[[ Input data open ]]

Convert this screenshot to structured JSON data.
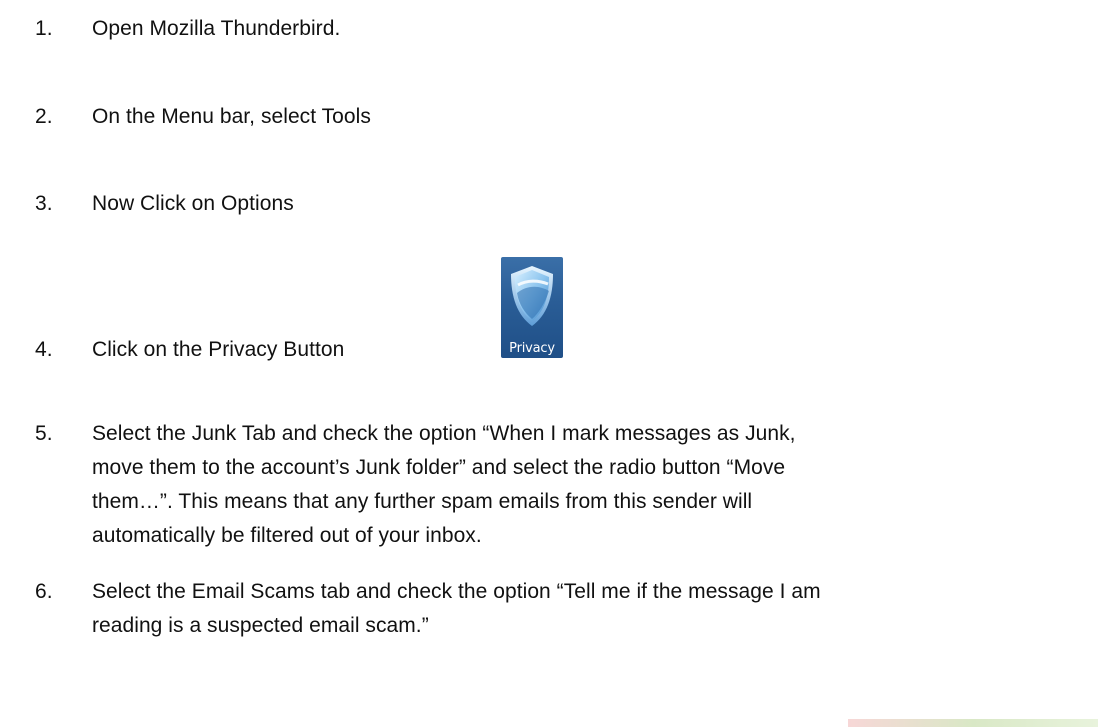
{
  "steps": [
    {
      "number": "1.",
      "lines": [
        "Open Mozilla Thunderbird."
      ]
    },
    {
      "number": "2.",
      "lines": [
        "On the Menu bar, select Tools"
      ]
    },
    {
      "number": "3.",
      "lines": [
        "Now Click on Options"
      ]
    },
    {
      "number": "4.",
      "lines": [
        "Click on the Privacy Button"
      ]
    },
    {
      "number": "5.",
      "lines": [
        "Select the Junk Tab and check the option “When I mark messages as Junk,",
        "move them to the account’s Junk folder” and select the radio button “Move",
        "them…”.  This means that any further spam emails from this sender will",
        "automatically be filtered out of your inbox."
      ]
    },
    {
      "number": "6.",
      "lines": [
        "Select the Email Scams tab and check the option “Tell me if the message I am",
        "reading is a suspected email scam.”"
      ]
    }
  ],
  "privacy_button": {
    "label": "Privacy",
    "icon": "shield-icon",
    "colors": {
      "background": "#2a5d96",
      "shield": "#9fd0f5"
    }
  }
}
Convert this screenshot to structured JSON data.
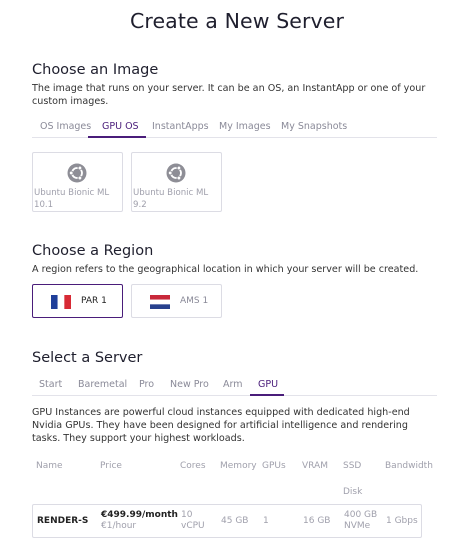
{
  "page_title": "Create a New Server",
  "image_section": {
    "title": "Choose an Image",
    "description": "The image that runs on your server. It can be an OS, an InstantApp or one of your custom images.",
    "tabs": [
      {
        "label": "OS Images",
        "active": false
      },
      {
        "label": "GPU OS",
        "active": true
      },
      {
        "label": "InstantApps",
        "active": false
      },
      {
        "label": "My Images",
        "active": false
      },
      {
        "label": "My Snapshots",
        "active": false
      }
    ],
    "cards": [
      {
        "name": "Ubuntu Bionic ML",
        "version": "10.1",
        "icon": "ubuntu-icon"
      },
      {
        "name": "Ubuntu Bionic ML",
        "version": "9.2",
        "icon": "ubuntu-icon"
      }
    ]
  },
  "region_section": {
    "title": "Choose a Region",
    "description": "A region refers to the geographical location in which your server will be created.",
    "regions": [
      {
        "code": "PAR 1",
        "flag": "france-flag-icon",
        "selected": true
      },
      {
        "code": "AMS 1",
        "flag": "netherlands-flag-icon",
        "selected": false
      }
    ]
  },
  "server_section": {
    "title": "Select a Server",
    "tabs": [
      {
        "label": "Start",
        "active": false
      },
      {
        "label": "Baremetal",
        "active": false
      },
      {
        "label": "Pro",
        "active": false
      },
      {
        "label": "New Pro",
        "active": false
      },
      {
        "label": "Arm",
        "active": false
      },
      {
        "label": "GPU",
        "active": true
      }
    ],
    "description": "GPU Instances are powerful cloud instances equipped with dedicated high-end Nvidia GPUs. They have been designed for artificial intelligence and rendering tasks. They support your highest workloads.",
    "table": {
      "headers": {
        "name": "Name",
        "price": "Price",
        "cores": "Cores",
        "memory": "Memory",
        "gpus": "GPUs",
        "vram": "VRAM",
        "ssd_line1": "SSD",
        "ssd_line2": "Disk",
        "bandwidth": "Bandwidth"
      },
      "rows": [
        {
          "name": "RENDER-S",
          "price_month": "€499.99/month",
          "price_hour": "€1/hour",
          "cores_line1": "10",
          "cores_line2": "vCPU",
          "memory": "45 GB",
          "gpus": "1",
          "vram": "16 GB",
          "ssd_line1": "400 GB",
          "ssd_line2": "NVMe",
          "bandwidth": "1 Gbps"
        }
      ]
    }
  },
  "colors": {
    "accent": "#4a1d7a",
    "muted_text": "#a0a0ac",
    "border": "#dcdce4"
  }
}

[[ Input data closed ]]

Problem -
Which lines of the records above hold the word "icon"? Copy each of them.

Exercise solution -
    "icon": "shield-icon",
        "icon": "ubuntu-icon"
        "icon": "ubuntu-icon"
        "flag": "france-flag-icon",
        "flag": "netherlands-flag-icon",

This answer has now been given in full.